→ **TASK DETAILS**
Extract each line from the entries below that has the string "údajů" in it.
Segment Start: EXTRACTED RECORDS
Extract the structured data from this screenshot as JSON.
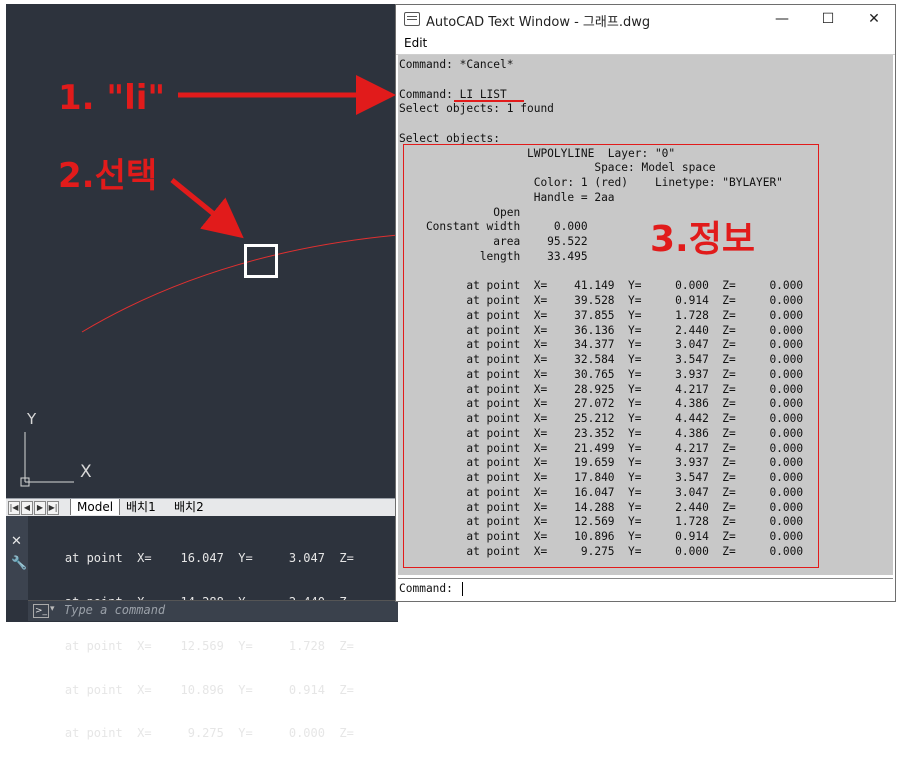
{
  "canvas": {
    "layout_tabs": [
      "Model",
      "배치1",
      "배치2"
    ],
    "active_tab": "Model",
    "ucs": {
      "y_label": "Y",
      "x_label": "X"
    },
    "curve_color": "#e03030",
    "background": "#2d333d"
  },
  "command_area": {
    "history": [
      "    at point  X=    16.047  Y=     3.047  Z=",
      "    at point  X=    14.288  Y=     2.440  Z=",
      "    at point  X=    12.569  Y=     1.728  Z=",
      "    at point  X=    10.896  Y=     0.914  Z=",
      "    at point  X=     9.275  Y=     0.000  Z="
    ],
    "close_icon": "close-icon",
    "customize_icon": "wrench-icon",
    "input_placeholder": "Type a command",
    "prompt_icon": "command-prompt-icon"
  },
  "text_window": {
    "title": "AutoCAD Text Window - 그래프.dwg",
    "menu": [
      "Edit"
    ],
    "controls": {
      "minimize": "—",
      "maximize": "☐",
      "close": "✕"
    },
    "lines": [
      "Command: *Cancel*",
      "",
      "Command: LI LIST",
      "Select objects: 1 found",
      "",
      "Select objects:",
      "                   LWPOLYLINE  Layer: \"0\"",
      "                             Space: Model space",
      "                    Color: 1 (red)    Linetype: \"BYLAYER\"",
      "                    Handle = 2aa",
      "              Open",
      "    Constant width     0.000",
      "              area    95.522",
      "            length    33.495",
      "",
      "          at point  X=    41.149  Y=     0.000  Z=     0.000",
      "          at point  X=    39.528  Y=     0.914  Z=     0.000",
      "          at point  X=    37.855  Y=     1.728  Z=     0.000",
      "          at point  X=    36.136  Y=     2.440  Z=     0.000",
      "          at point  X=    34.377  Y=     3.047  Z=     0.000",
      "          at point  X=    32.584  Y=     3.547  Z=     0.000",
      "          at point  X=    30.765  Y=     3.937  Z=     0.000",
      "          at point  X=    28.925  Y=     4.217  Z=     0.000",
      "          at point  X=    27.072  Y=     4.386  Z=     0.000",
      "          at point  X=    25.212  Y=     4.442  Z=     0.000",
      "          at point  X=    23.352  Y=     4.386  Z=     0.000",
      "          at point  X=    21.499  Y=     4.217  Z=     0.000",
      "          at point  X=    19.659  Y=     3.937  Z=     0.000",
      "          at point  X=    17.840  Y=     3.547  Z=     0.000",
      "          at point  X=    16.047  Y=     3.047  Z=     0.000",
      "          at point  X=    14.288  Y=     2.440  Z=     0.000",
      "          at point  X=    12.569  Y=     1.728  Z=     0.000",
      "          at point  X=    10.896  Y=     0.914  Z=     0.000",
      "          at point  X=     9.275  Y=     0.000  Z=     0.000"
    ],
    "command_prompt": "Command: "
  },
  "annotations": {
    "step1": "1. \"li\"",
    "step2": "2.선택",
    "step3": "3.정보",
    "color": "#e11b1b"
  }
}
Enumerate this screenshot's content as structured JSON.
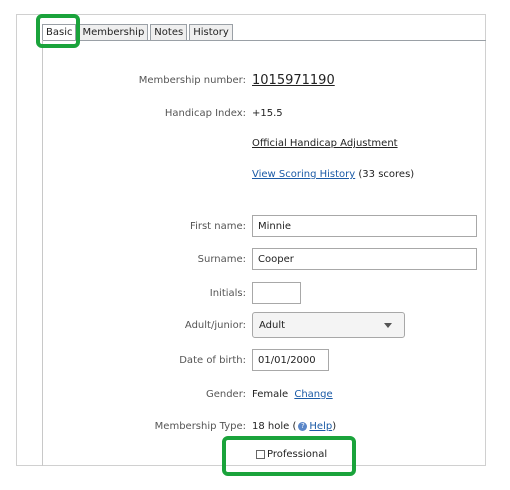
{
  "tabs": [
    "Basic",
    "Membership",
    "Notes",
    "History"
  ],
  "fields": {
    "membership_number_label": "Membership number:",
    "membership_number": "1015971190",
    "handicap_label": "Handicap Index:",
    "handicap_value": "+15.5",
    "official_link": "Official Handicap Adjustment",
    "scoring_link": "View Scoring History",
    "scoring_count": "(33 scores)",
    "first_name_label": "First name:",
    "first_name": "Minnie",
    "surname_label": "Surname:",
    "surname": "Cooper",
    "initials_label": "Initials:",
    "initials": "",
    "adult_label": "Adult/junior:",
    "adult_value": "Adult",
    "dob_label": "Date of birth:",
    "dob": "01/01/2000",
    "gender_label": "Gender:",
    "gender_value": "Female",
    "change_link": "Change",
    "membership_type_label": "Membership Type:",
    "membership_type_value": "18 hole",
    "help_open": "(",
    "help_link": "Help",
    "help_close": ")",
    "professional_label": "Professional"
  },
  "colors": {
    "highlight": "#1aa33b",
    "link": "#1a5aa6"
  }
}
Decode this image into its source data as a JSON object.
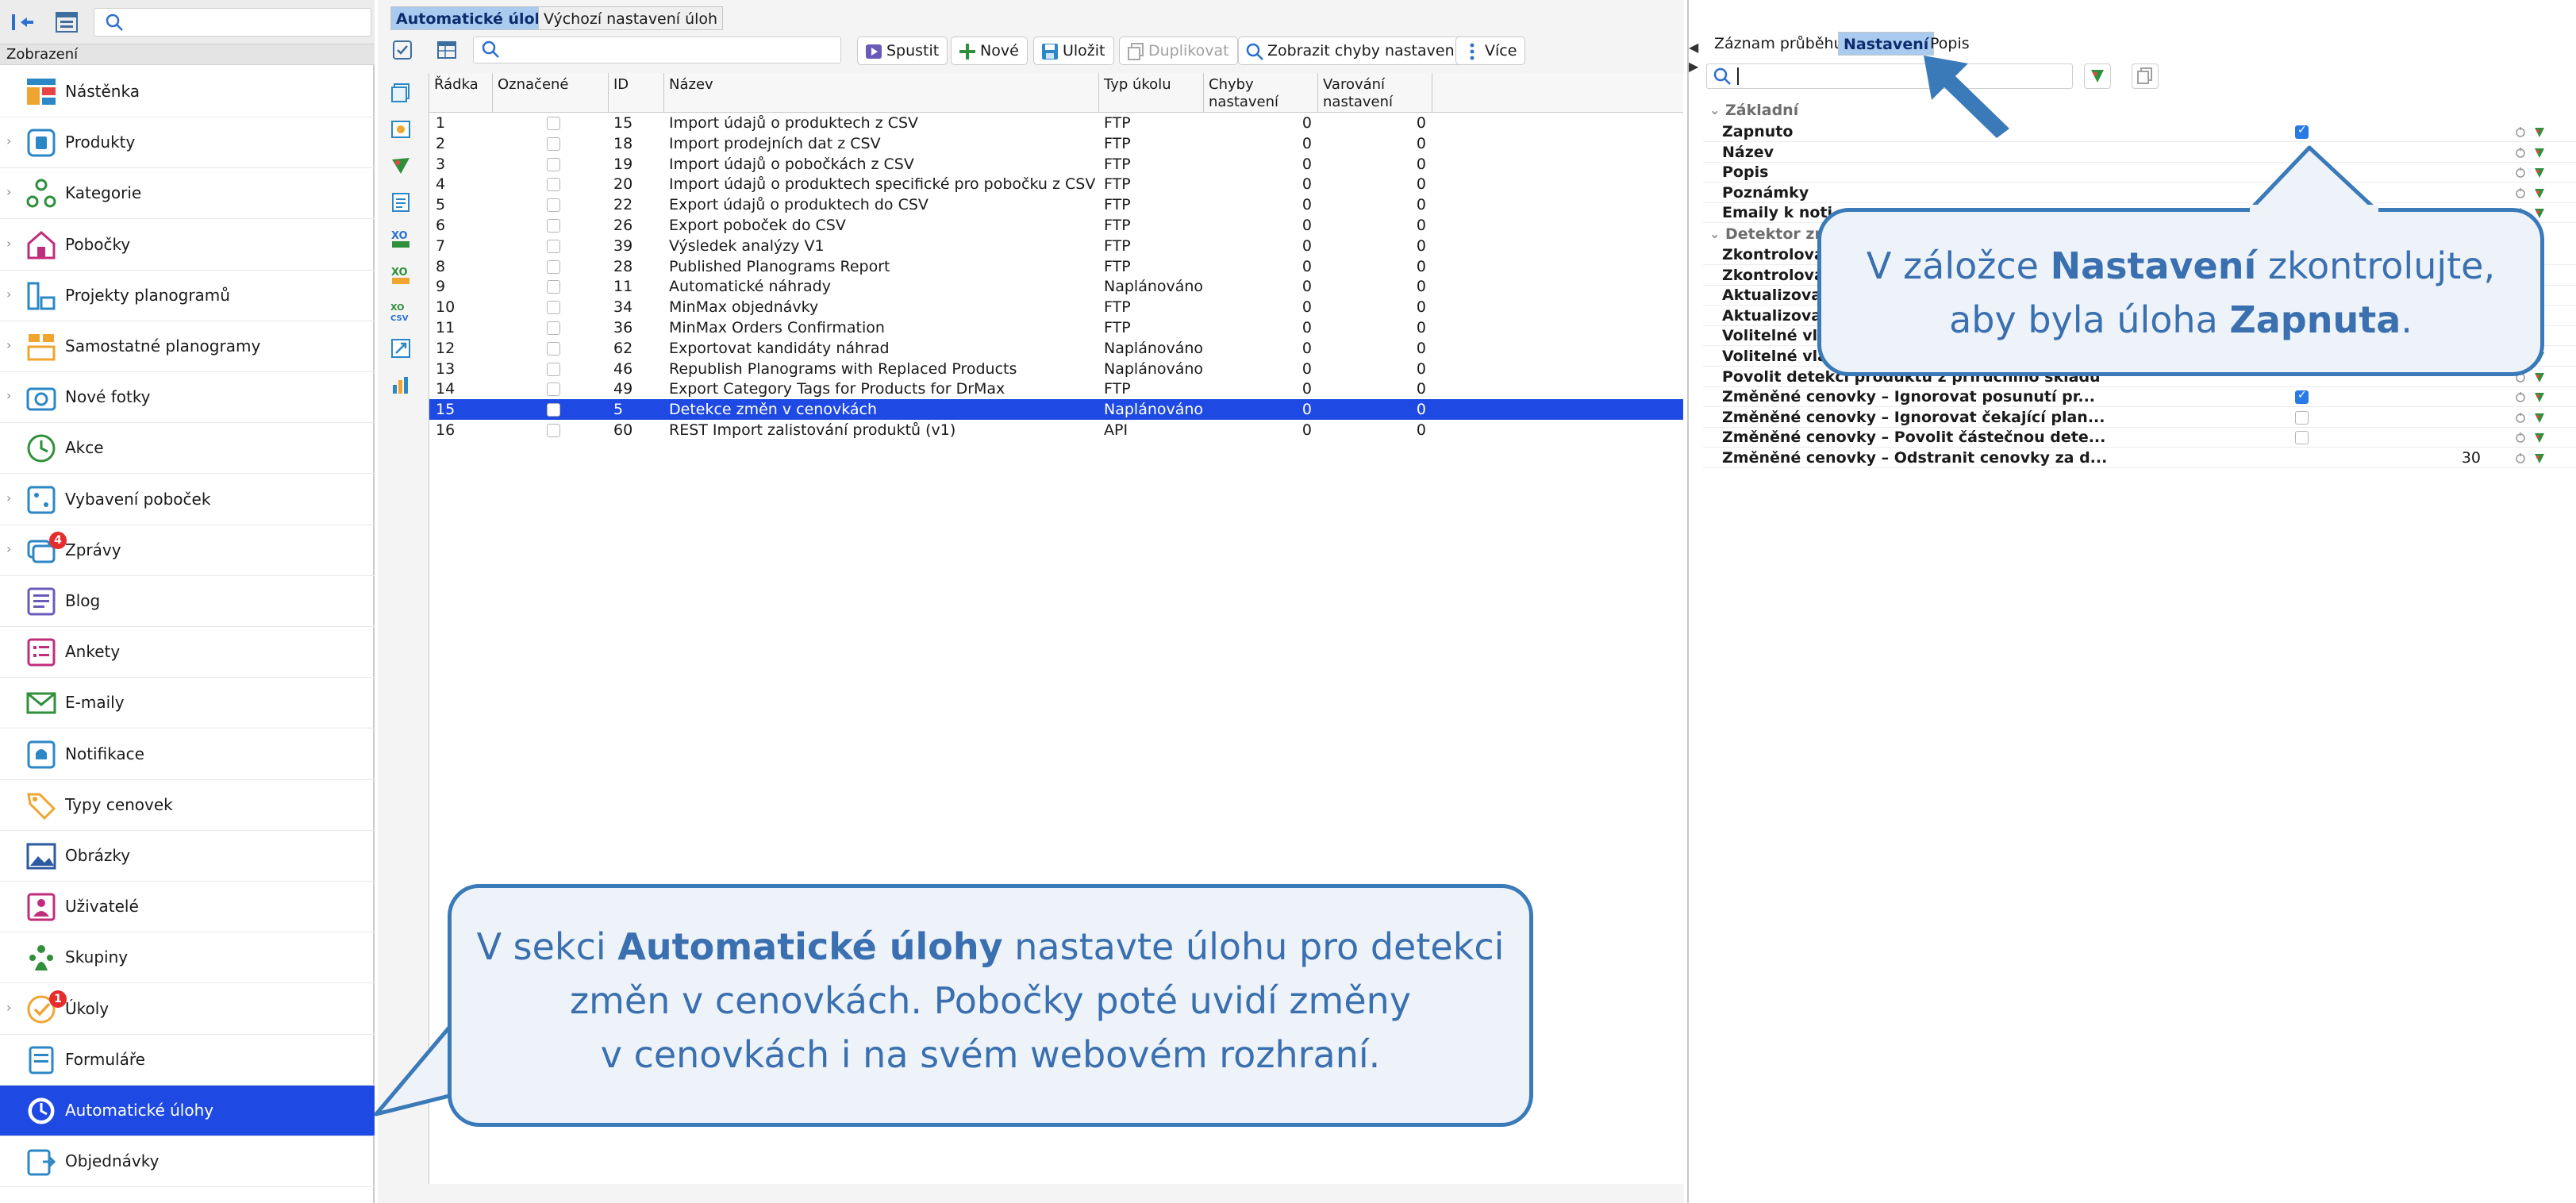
{
  "sidebar": {
    "search_placeholder": "",
    "section_label": "Zobrazení",
    "items": [
      {
        "label": "Nástěnka",
        "icon": "dashboard-icon",
        "has_children": false,
        "badge": ""
      },
      {
        "label": "Produkty",
        "icon": "product-icon",
        "has_children": true,
        "badge": ""
      },
      {
        "label": "Kategorie",
        "icon": "category-icon",
        "has_children": true,
        "badge": ""
      },
      {
        "label": "Pobočky",
        "icon": "store-icon",
        "has_children": true,
        "badge": ""
      },
      {
        "label": "Projekty planogramů",
        "icon": "planogram-project-icon",
        "has_children": true,
        "badge": ""
      },
      {
        "label": "Samostatné planogramy",
        "icon": "planogram-icon",
        "has_children": true,
        "badge": ""
      },
      {
        "label": "Nové fotky",
        "icon": "camera-icon",
        "has_children": true,
        "badge": ""
      },
      {
        "label": "Akce",
        "icon": "clock-icon",
        "has_children": false,
        "badge": ""
      },
      {
        "label": "Vybavení poboček",
        "icon": "equipment-icon",
        "has_children": true,
        "badge": ""
      },
      {
        "label": "Zprávy",
        "icon": "messages-icon",
        "has_children": true,
        "badge": "4"
      },
      {
        "label": "Blog",
        "icon": "blog-icon",
        "has_children": false,
        "badge": ""
      },
      {
        "label": "Ankety",
        "icon": "survey-icon",
        "has_children": false,
        "badge": ""
      },
      {
        "label": "E-maily",
        "icon": "email-icon",
        "has_children": false,
        "badge": ""
      },
      {
        "label": "Notifikace",
        "icon": "notification-icon",
        "has_children": false,
        "badge": ""
      },
      {
        "label": "Typy cenovek",
        "icon": "price-tag-icon",
        "has_children": false,
        "badge": ""
      },
      {
        "label": "Obrázky",
        "icon": "image-icon",
        "has_children": false,
        "badge": ""
      },
      {
        "label": "Uživatelé",
        "icon": "user-icon",
        "has_children": false,
        "badge": ""
      },
      {
        "label": "Skupiny",
        "icon": "group-icon",
        "has_children": false,
        "badge": ""
      },
      {
        "label": "Úkoly",
        "icon": "task-icon",
        "has_children": true,
        "badge": "1"
      },
      {
        "label": "Formuláře",
        "icon": "form-icon",
        "has_children": false,
        "badge": ""
      },
      {
        "label": "Automatické úlohy",
        "icon": "automatic-task-icon",
        "has_children": false,
        "badge": "",
        "active": true
      },
      {
        "label": "Objednávky",
        "icon": "order-icon",
        "has_children": false,
        "badge": ""
      }
    ]
  },
  "center": {
    "tabs": [
      {
        "label": "Automatické úlohy",
        "active": true
      },
      {
        "label": "Výchozí nastavení úloh",
        "active": false
      }
    ],
    "search_placeholder": "",
    "toolbar": {
      "run": "Spustit",
      "new": "Nové",
      "save": "Uložit",
      "duplicate": "Duplikovat",
      "show_errors": "Zobrazit chyby nastavení",
      "more": "Více"
    },
    "columns": {
      "row": "Řádka",
      "marked": "Označené",
      "id": "ID",
      "name": "Název",
      "type": "Typ úkolu",
      "errors": "Chyby nastavení",
      "warnings": "Varování nastavení"
    },
    "rows": [
      {
        "row": "1",
        "id": "15",
        "name": "Import údajů o produktech z CSV",
        "type": "FTP",
        "errors": "0",
        "warnings": "0"
      },
      {
        "row": "2",
        "id": "18",
        "name": "Import prodejních dat z CSV",
        "type": "FTP",
        "errors": "0",
        "warnings": "0"
      },
      {
        "row": "3",
        "id": "19",
        "name": "Import údajů o pobočkách z CSV",
        "type": "FTP",
        "errors": "0",
        "warnings": "0"
      },
      {
        "row": "4",
        "id": "20",
        "name": "Import údajů o produktech specifické pro pobočku z CSV",
        "type": "FTP",
        "errors": "0",
        "warnings": "0"
      },
      {
        "row": "5",
        "id": "22",
        "name": "Export údajů o produktech do CSV",
        "type": "FTP",
        "errors": "0",
        "warnings": "0"
      },
      {
        "row": "6",
        "id": "26",
        "name": "Export poboček do CSV",
        "type": "FTP",
        "errors": "0",
        "warnings": "0"
      },
      {
        "row": "7",
        "id": "39",
        "name": "Výsledek analýzy V1",
        "type": "FTP",
        "errors": "0",
        "warnings": "0"
      },
      {
        "row": "8",
        "id": "28",
        "name": "Published Planograms Report",
        "type": "FTP",
        "errors": "0",
        "warnings": "0"
      },
      {
        "row": "9",
        "id": "11",
        "name": "Automatické náhrady",
        "type": "Naplánováno",
        "errors": "0",
        "warnings": "0"
      },
      {
        "row": "10",
        "id": "34",
        "name": "MinMax objednávky",
        "type": "FTP",
        "errors": "0",
        "warnings": "0"
      },
      {
        "row": "11",
        "id": "36",
        "name": "MinMax Orders Confirmation",
        "type": "FTP",
        "errors": "0",
        "warnings": "0"
      },
      {
        "row": "12",
        "id": "62",
        "name": "Exportovat kandidáty náhrad",
        "type": "Naplánováno",
        "errors": "0",
        "warnings": "0"
      },
      {
        "row": "13",
        "id": "46",
        "name": "Republish Planograms with Replaced Products",
        "type": "Naplánováno",
        "errors": "0",
        "warnings": "0"
      },
      {
        "row": "14",
        "id": "49",
        "name": "Export Category Tags for Products for DrMax",
        "type": "FTP",
        "errors": "0",
        "warnings": "0"
      },
      {
        "row": "15",
        "id": "5",
        "name": "Detekce změn v cenovkách",
        "type": "Naplánováno",
        "errors": "0",
        "warnings": "0",
        "selected": true
      },
      {
        "row": "16",
        "id": "60",
        "name": "REST Import zalistování produktů (v1)",
        "type": "API",
        "errors": "0",
        "warnings": "0"
      }
    ]
  },
  "right": {
    "tabs": [
      {
        "label": "Záznam průběhu",
        "active": false
      },
      {
        "label": "Nastavení",
        "active": true
      },
      {
        "label": "Popis",
        "active": false
      }
    ],
    "search_placeholder": "",
    "group_basic": "Základní",
    "group_detector": "Detektor zn",
    "props_basic": [
      {
        "label": "Zapnuto",
        "checkbox": true,
        "checked": true,
        "value": ""
      },
      {
        "label": "Název",
        "checkbox": false,
        "checked": false,
        "value": ""
      },
      {
        "label": "Popis",
        "checkbox": false,
        "checked": false,
        "value": ""
      },
      {
        "label": "Poznámky",
        "checkbox": false,
        "checked": false,
        "value": ""
      },
      {
        "label": "Emaily k noti",
        "checkbox": false,
        "checked": false,
        "value": ""
      }
    ],
    "props_detector": [
      {
        "label": "Zkontrolova",
        "checkbox": false,
        "checked": false,
        "value": ""
      },
      {
        "label": "Zkontrolova",
        "checkbox": false,
        "checked": false,
        "value": ""
      },
      {
        "label": "Aktualizova",
        "checkbox": false,
        "checked": false,
        "value": ""
      },
      {
        "label": "Aktualizova",
        "checkbox": false,
        "checked": false,
        "value": ""
      },
      {
        "label": "Volitelné vla",
        "checkbox": false,
        "checked": false,
        "value": ""
      },
      {
        "label": "Volitelné vla",
        "checkbox": false,
        "checked": false,
        "value": ""
      },
      {
        "label": "Povolit detekci produktu z příručního skladu",
        "checkbox": false,
        "checked": false,
        "value": ""
      },
      {
        "label": "Změněné cenovky – Ignorovat posunutí pr...",
        "checkbox": true,
        "checked": true,
        "value": ""
      },
      {
        "label": "Změněné cenovky – Ignorovat čekající plan...",
        "checkbox": true,
        "checked": false,
        "value": ""
      },
      {
        "label": "Změněné cenovky – Povolit částečnou dete...",
        "checkbox": true,
        "checked": false,
        "value": ""
      },
      {
        "label": "Změněné cenovky – Odstranit cenovky za d...",
        "checkbox": false,
        "checked": false,
        "value": "30"
      }
    ]
  },
  "callouts": {
    "bottom": {
      "p1": "V sekci ",
      "b1": "Automatické úlohy",
      "p2": " nastavte úlohu pro detekci",
      "line2": "změn v cenovkách. Pobočky poté uvidí změny",
      "line3": "v cenovkách i na svém webovém rozhraní."
    },
    "right": {
      "p1": "V záložce ",
      "b1": "Nastavení",
      "p2": " zkontrolujte,",
      "p3": "aby byla úloha ",
      "b2": "Zapnuta",
      "p4": "."
    }
  },
  "colors": {
    "selection": "#1e49e2",
    "callout_border": "#3a7ab9",
    "callout_fill": "#edf3f9",
    "tab_active": "#a8cbef",
    "badge": "#e62c2c",
    "checkbox": "#2a7ae6"
  }
}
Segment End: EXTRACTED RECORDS
→ **ANSWER BELOW**
        "name": "Import údajů o produktech z CSV",
        "name": "Import údajů o pobočkách z CSV",
        "name": "Import údajů o produktech specifické pro pobočku z CSV",
        "name": "Export údajů o produktech do CSV",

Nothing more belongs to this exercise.